The courts in South Africa are becoming tough on people accused of committing racist acts in the country which emerged from decades of racial segregation known as apartheid in 1994.
On Wednesday a magistrate’s court in Johannesburg sentenced a former estate agent to three years imprisonment, with one year suspended, for racially abusing black police officers.
In a video circulated on social media in 2016, Vicky Momberg, 49, was caught racially insulting black police officers who had come to her rescue after criminals smashed her car window.
Instead of cooperating with the officers she insulted them with derogatory words. Momberg is seen in the video complaining about black people.
Magistrate Pravina Rugoonandan said the Momberg had been found guilty of four counts of crimen injuria, which refers to injuring ones dignity through racial insults.

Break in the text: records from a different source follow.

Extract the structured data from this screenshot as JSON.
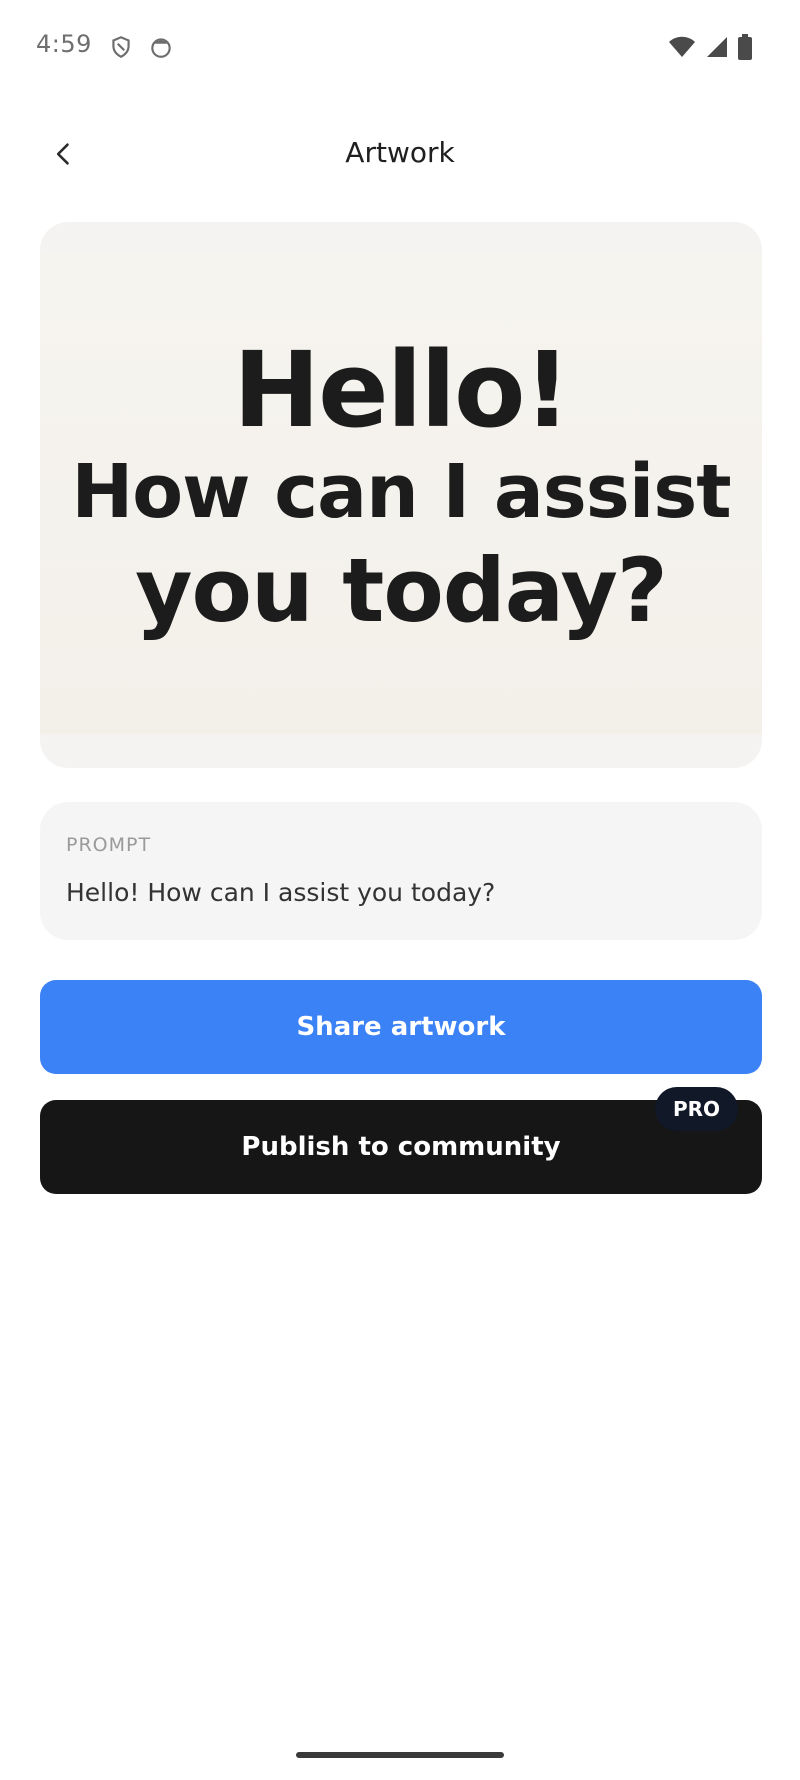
{
  "status_bar": {
    "time": "4:59",
    "left_icons": [
      "shield-icon",
      "face-icon"
    ],
    "right_icons": [
      "wifi-icon",
      "cellular-signal-icon",
      "battery-icon"
    ]
  },
  "app_bar": {
    "back_icon": "chevron-left-icon",
    "title": "Artwork"
  },
  "artwork": {
    "lines": [
      "Hello!",
      "How can I assist",
      "you today?"
    ]
  },
  "prompt": {
    "label": "PROMPT",
    "text": "Hello! How can I assist you today?"
  },
  "actions": {
    "share_label": "Share artwork",
    "publish_label": "Publish to community",
    "pro_badge": "PRO"
  },
  "colors": {
    "share_button": "#3b82f6",
    "publish_button": "#161616",
    "artwork_bg": "#f4f1ec"
  }
}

Rugoonandan said the sentence should serve as a warning to others.
However, Andre Duvenhage, a political science Professor at South Africa’s North-West University, said he feels there is inconsistency in the courts when it comes to convicting black racists.

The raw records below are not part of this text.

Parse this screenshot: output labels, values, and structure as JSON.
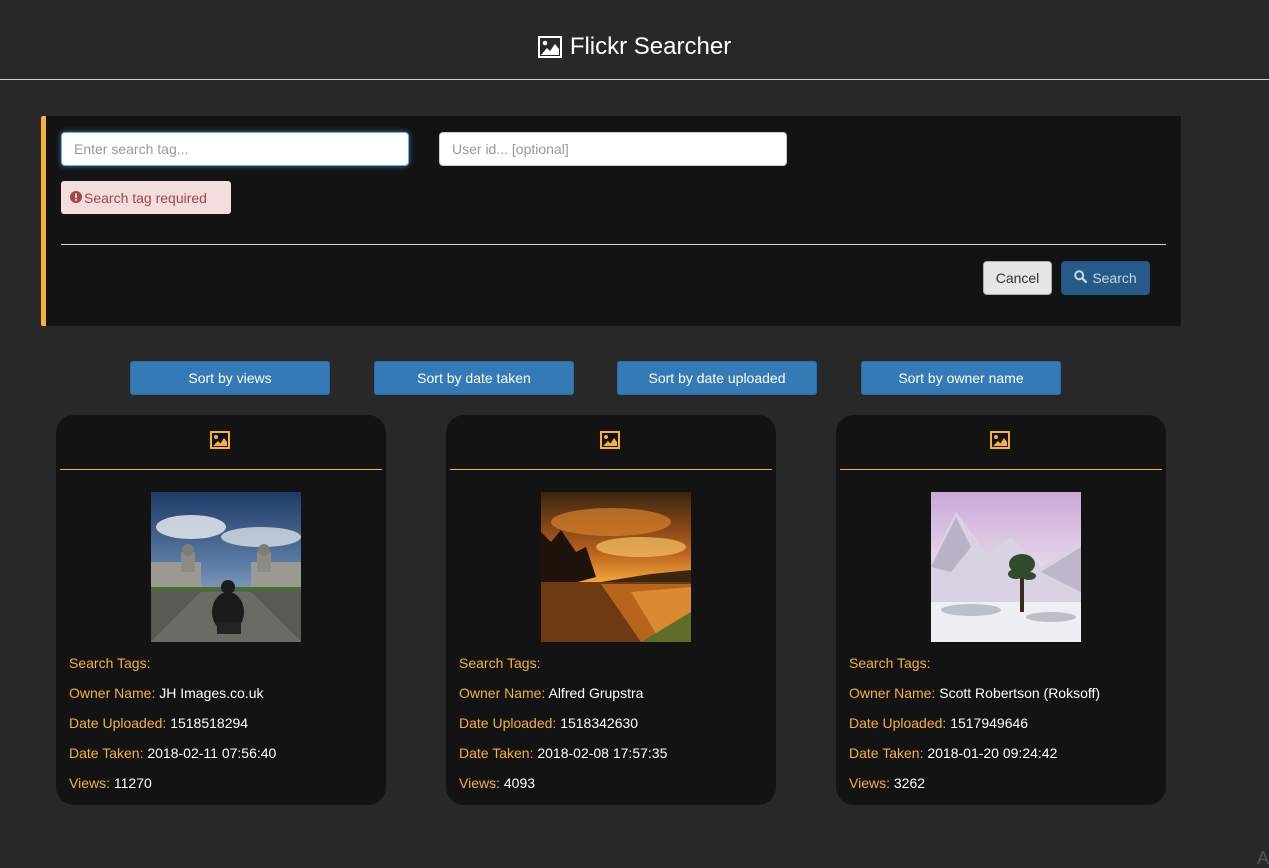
{
  "header": {
    "title": "Flickr Searcher",
    "icon": "image-icon"
  },
  "search": {
    "tag_placeholder": "Enter search tag...",
    "tag_value": "",
    "user_placeholder": "User id... [optional]",
    "user_value": "",
    "error_text": "Search tag required",
    "cancel_label": "Cancel",
    "search_label": "Search"
  },
  "sort": {
    "views": "Sort by views",
    "date_taken": "Sort by date taken",
    "date_uploaded": "Sort by date uploaded",
    "owner_name": "Sort by owner name"
  },
  "labels": {
    "search_tags": "Search Tags:",
    "owner_name": "Owner Name:",
    "date_uploaded": "Date Uploaded:",
    "date_taken": "Date Taken:",
    "views": "Views:"
  },
  "photos": [
    {
      "search_tags": "",
      "owner_name": "JH Images.co.uk",
      "date_uploaded": "1518518294",
      "date_taken": "2018-02-11 07:56:40",
      "views": "11270"
    },
    {
      "search_tags": "",
      "owner_name": "Alfred Grupstra",
      "date_uploaded": "1518342630",
      "date_taken": "2018-02-08 17:57:35",
      "views": "4093"
    },
    {
      "search_tags": "",
      "owner_name": "Scott Robertson (Roksoff)",
      "date_uploaded": "1517949646",
      "date_taken": "2018-01-20 09:24:42",
      "views": "3262"
    }
  ],
  "corner": "A",
  "colors": {
    "background": "#282828",
    "panel": "#131313",
    "accent": "#f5b23a",
    "primary": "#337ab7",
    "search_button": "#265a88",
    "alert_bg": "#f2dede",
    "alert_text": "#a94442"
  }
}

“We have people like Julius Malema (Economic Freedom Fighters party) leader who calls for killing of white farmers but he is not sentenced for that,” he told Anadolu Agency via telephone.
He claimed the courts were tough on whites who transgress on racism but black racists were treated leniently. “There should be consistency on how court handles this issue,” Duvenhage added.

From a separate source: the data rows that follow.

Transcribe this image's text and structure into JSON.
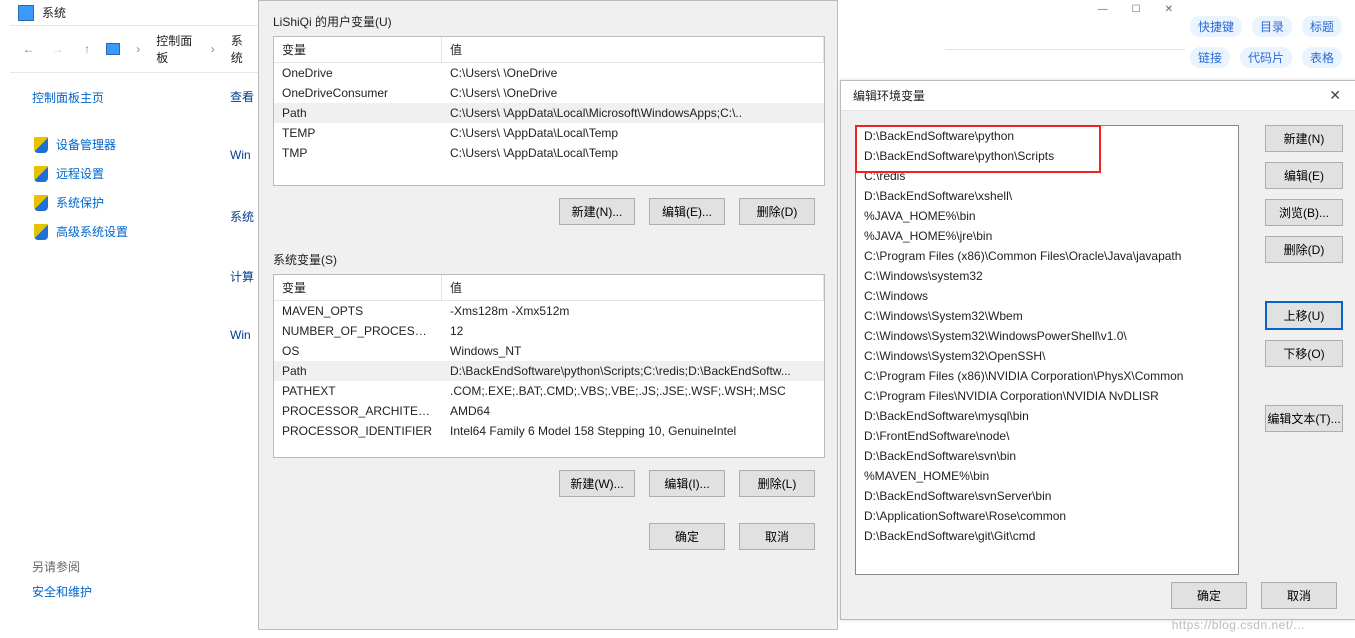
{
  "cp": {
    "title": "系统",
    "crumb1": "控制面板",
    "crumb2": "系统",
    "home": "控制面板主页",
    "items": [
      "设备管理器",
      "远程设置",
      "系统保护",
      "高级系统设置"
    ],
    "see_also": "另请参阅",
    "sec": "安全和维护"
  },
  "truncated": [
    "查看",
    "Win",
    "系统",
    "计算",
    "Win"
  ],
  "env": {
    "user_title": "LiShiQi 的用户变量(U)",
    "sys_title": "系统变量(S)",
    "col_var": "变量",
    "col_val": "值",
    "user_rows": [
      {
        "var": "OneDrive",
        "val": "C:\\Users\\        \\OneDrive"
      },
      {
        "var": "OneDriveConsumer",
        "val": "C:\\Users\\        \\OneDrive"
      },
      {
        "var": "Path",
        "val": "C:\\Users\\        \\AppData\\Local\\Microsoft\\WindowsApps;C:\\..",
        "sel": true
      },
      {
        "var": "TEMP",
        "val": "C:\\Users\\        \\AppData\\Local\\Temp"
      },
      {
        "var": "TMP",
        "val": "C:\\Users\\        \\AppData\\Local\\Temp"
      }
    ],
    "sys_rows": [
      {
        "var": "MAVEN_OPTS",
        "val": "-Xms128m -Xmx512m"
      },
      {
        "var": "NUMBER_OF_PROCESSORS",
        "val": "12"
      },
      {
        "var": "OS",
        "val": "Windows_NT"
      },
      {
        "var": "Path",
        "val": "D:\\BackEndSoftware\\python\\Scripts;C:\\redis;D:\\BackEndSoftw...",
        "sel": true
      },
      {
        "var": "PATHEXT",
        "val": ".COM;.EXE;.BAT;.CMD;.VBS;.VBE;.JS;.JSE;.WSF;.WSH;.MSC"
      },
      {
        "var": "PROCESSOR_ARCHITECT...",
        "val": "AMD64"
      },
      {
        "var": "PROCESSOR_IDENTIFIER",
        "val": "Intel64 Family 6 Model 158 Stepping 10, GenuineIntel"
      }
    ],
    "btn_new_n": "新建(N)...",
    "btn_edit_e": "编辑(E)...",
    "btn_del_d": "删除(D)",
    "btn_new_w": "新建(W)...",
    "btn_edit_i": "编辑(I)...",
    "btn_del_l": "删除(L)",
    "ok": "确定",
    "cancel": "取消"
  },
  "edit": {
    "title": "编辑环境变量",
    "items": [
      "D:\\BackEndSoftware\\python",
      "D:\\BackEndSoftware\\python\\Scripts",
      "C:\\redis",
      "D:\\BackEndSoftware\\xshell\\",
      "%JAVA_HOME%\\bin",
      "%JAVA_HOME%\\jre\\bin",
      "C:\\Program Files (x86)\\Common Files\\Oracle\\Java\\javapath",
      "C:\\Windows\\system32",
      "C:\\Windows",
      "C:\\Windows\\System32\\Wbem",
      "C:\\Windows\\System32\\WindowsPowerShell\\v1.0\\",
      "C:\\Windows\\System32\\OpenSSH\\",
      "C:\\Program Files (x86)\\NVIDIA Corporation\\PhysX\\Common",
      "C:\\Program Files\\NVIDIA Corporation\\NVIDIA NvDLISR",
      "D:\\BackEndSoftware\\mysql\\bin",
      "D:\\FrontEndSoftware\\node\\",
      "D:\\BackEndSoftware\\svn\\bin",
      "%MAVEN_HOME%\\bin",
      "D:\\BackEndSoftware\\svnServer\\bin",
      "D:\\ApplicationSoftware\\Rose\\common",
      "D:\\BackEndSoftware\\git\\Git\\cmd"
    ],
    "btns": {
      "new": "新建(N)",
      "edit": "编辑(E)",
      "browse": "浏览(B)...",
      "delete": "删除(D)",
      "up": "上移(U)",
      "down": "下移(O)",
      "text": "编辑文本(T)..."
    },
    "ok": "确定",
    "cancel": "取消"
  },
  "side": {
    "pills": [
      "快捷键",
      "目录",
      "标题",
      "链接",
      "代码片",
      "表格"
    ]
  },
  "watermark": "https://blog.csdn.net/..."
}
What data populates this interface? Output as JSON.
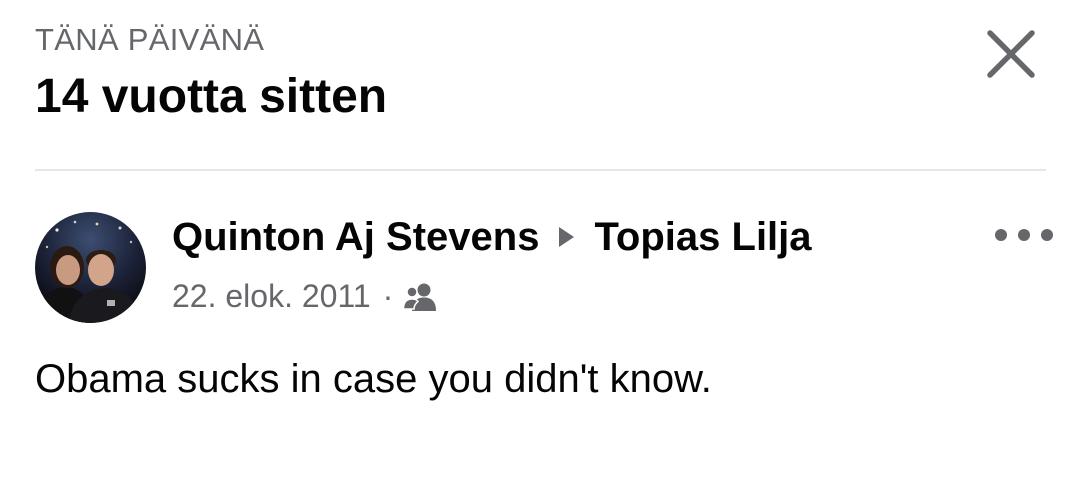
{
  "header": {
    "kicker": "TÄNÄ PÄIVÄNÄ",
    "title": "14 vuotta sitten"
  },
  "post": {
    "author": "Quinton Aj Stevens",
    "recipient": "Topias Lilja",
    "date": "22. elok. 2011",
    "separator": "·",
    "audience_icon": "friends-icon",
    "text": "Obama sucks in case you didn't know."
  },
  "colors": {
    "primary_text": "#050505",
    "secondary_text": "#65676b",
    "divider": "#e4e6eb",
    "background": "#ffffff"
  }
}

Racist actions and utterances are becoming common in South Africa two decades after the end of white minority rule.
Last year, a court sentenced two white farmers to 11 and 14 years in jail respectively, for attempting to force a black man into a coffin. Their actions were reportedly seen to have racial connotations.
Willem Oosthuizen and Theo Jackson had forced Victor Mlotshwa, 27, into a coffin and threatened to set it on fire after he trespassed on their land in the northeastern Mpumalanga province.
The duo were convicted of attempted murder, kidnapping, intimidation and assault with intent to cause grievous bodily harm.
The farmers denied the charges, saying they had only intended to frighten their victims.
The video footage of the incident posted online caused nationwide outrage bringing back bitter memories of the apartheid system, in which black South Africans were oppressed for decades because of their race.
In January 2016, Penny Sparrow, a former estate agent of the eastern KwaZulu-Natal province, compared black South Africans to monkeys in a Facebook post.
Sparrow made the remarks accusing blacks of allegedly littering a Durban beach on New Year’s Day.
Durban businessman Justin Van Vuuren also followed Sparrow’s footsteps weeks later describing blacks as animals in a Facebook post.
Their comments generated condemnations across the country. Sparrow was later fined 150,000 rand ($12,837).
A week later, a black government employee Velaphi Khumalo was suspended after posting on Facebook that black South Africans should do what “Hitler did to the Jews” and cleanse the country of white people.
Former President Jacob Zuma at the time said the racist comments made it clear that there were people who still yearned for the past regime of apartheid.
“The struggle against apartheid was a struggle against racism, which is the notion that one group of people is better than others, and is superior to others simply because of their skin color,” he said.
Reporting by Hassan Isilow; Writing by Hassan Isilow